My Fault (Man-erism: Thinking I Affect My Teams)
Years ago, I wrote a book (never published) about all of the habits of mine that my wife finds annoying. I contend that these are typical male habits. My wife says that they are specific to me. Love to hear your thoughts. I'm now posting these habits weekly on my blog. Please let me know if you agree with me or my wife.
The habit below is from the section Free Throws from the Line of Scrimmage
When I watch sports on TV, it drives my wife nuts. I follow several teams at both the professional and collegiate levels. However, the one I watch most is Auburn University. Like any sports fan, I gyrate around as if my movements will compel our running backs through the other team’s defense. Seeing this, my wife says, “You should just turn the thing off and read the score in the morning. Nothing you do will change the outcome.”
I thought her opinion would change if I could just introduce her to the spirit of it all. Her alma mater, Drew University, doesn’t have football or any other major sport. So, I decided to take her to her first college football game.
Auburn vs. Alabama.
Yes, I know. Taking someone to their first college game and having it be the Iron Bowl. It’s like taking someone who’s never been in an airplane and making their first ride a fighter jet.
It was 1999 and we’d been married only a few years. This game was Alabama’s fifth trip to Auburn, as the series had been played for many years in Birmingham. Auburn won the first four meetings in Auburn but lost that day. I knew the reason.
“It’s my fault. I shouldn’t have done it,” I said.
“What?” my wife asked.
“It’s my fault we lost. I shouldn’t have brought you.”
Yes, I know saying that to my lovely wife makes me a jackass. Still, I vowed to never take her to another game.
This isn’t the only time my actions hurt my team. I also ended Auburn’s 15-game winning streak during the 2003-2004 seasons. How? Well, when we lived in Oregon, I did an e-mail column that I sent out to the Auburn faithful in the Northwest. I enjoyed writing it, but my wife hated it, saying this hobby of mine took up too much time. After a devastating loss to Georgia in 2003, I gave in to her and ended my column. The loss to Georgia was followed with wins over Alabama and Wisconsin. Clearly, it was my writing the column that contributed to the losses, so I didn’t write it the next season at all. The football team went 13-0.
Prior to the 2005 season, my wife came to me and said, “Honey, I’m sorry I made you end your column a couple of years ago.”
I was stunned, “What made you change your mind?”
“I read all the e-mails you got after you ended it. A lot of people really enjoyed it. I also went into the Sent file and read some of your stuff.
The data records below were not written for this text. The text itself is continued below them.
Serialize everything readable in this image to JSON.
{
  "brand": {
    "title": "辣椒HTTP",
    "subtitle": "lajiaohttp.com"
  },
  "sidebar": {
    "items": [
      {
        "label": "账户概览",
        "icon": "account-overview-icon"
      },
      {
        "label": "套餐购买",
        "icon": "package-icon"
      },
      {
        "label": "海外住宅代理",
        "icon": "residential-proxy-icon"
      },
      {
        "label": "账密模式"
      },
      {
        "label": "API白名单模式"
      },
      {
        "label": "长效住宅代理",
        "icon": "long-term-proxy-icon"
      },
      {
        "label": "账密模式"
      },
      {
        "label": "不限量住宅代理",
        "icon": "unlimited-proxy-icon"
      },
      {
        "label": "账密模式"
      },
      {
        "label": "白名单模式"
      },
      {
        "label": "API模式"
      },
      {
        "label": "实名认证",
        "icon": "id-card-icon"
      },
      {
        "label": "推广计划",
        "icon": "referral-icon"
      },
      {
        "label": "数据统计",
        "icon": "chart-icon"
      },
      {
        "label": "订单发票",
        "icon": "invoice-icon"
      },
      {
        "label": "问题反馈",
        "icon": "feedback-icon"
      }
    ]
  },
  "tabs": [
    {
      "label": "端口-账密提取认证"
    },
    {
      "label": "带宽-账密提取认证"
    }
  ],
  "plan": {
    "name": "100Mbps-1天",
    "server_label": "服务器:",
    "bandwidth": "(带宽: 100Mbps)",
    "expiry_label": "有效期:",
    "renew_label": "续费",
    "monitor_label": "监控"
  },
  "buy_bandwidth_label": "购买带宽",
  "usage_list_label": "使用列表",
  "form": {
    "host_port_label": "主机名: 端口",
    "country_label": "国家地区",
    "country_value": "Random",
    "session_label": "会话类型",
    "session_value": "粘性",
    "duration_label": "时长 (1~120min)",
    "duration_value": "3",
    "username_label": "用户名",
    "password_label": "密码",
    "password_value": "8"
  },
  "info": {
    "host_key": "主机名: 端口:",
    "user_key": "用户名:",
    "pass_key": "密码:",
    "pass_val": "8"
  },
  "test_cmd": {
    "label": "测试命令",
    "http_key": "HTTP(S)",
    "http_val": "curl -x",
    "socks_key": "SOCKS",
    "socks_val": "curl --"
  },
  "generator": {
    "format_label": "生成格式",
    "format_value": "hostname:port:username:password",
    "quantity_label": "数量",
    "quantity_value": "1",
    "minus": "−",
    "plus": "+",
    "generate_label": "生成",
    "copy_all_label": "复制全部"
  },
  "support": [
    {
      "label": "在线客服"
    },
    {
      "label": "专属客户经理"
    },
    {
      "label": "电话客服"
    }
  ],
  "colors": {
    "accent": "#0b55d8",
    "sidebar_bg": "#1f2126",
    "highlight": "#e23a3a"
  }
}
It’s not bad.”
Ecstatic, I started anew with the 2005 opener against Georgia Tech.
No matter how much the offensive coordinator criticized his own game plan and play calling, I knew it was my fault. All that was left was for Auburn to confiscate my computer.
I have tried explaining this level of karma to my wife, but her response was that I’m nuts. Eventually, though, she tried reverse psychology. After one loss, my wife said, “You’re right. It was your fault. Maybe if you hadn’t watched the game, they would have won.”
I don’t even want to think about going there.
Postscript: The author also takes responsibility for ending the Atlanta Braves string of 14 straight Division titles, but it would take too long to explain why.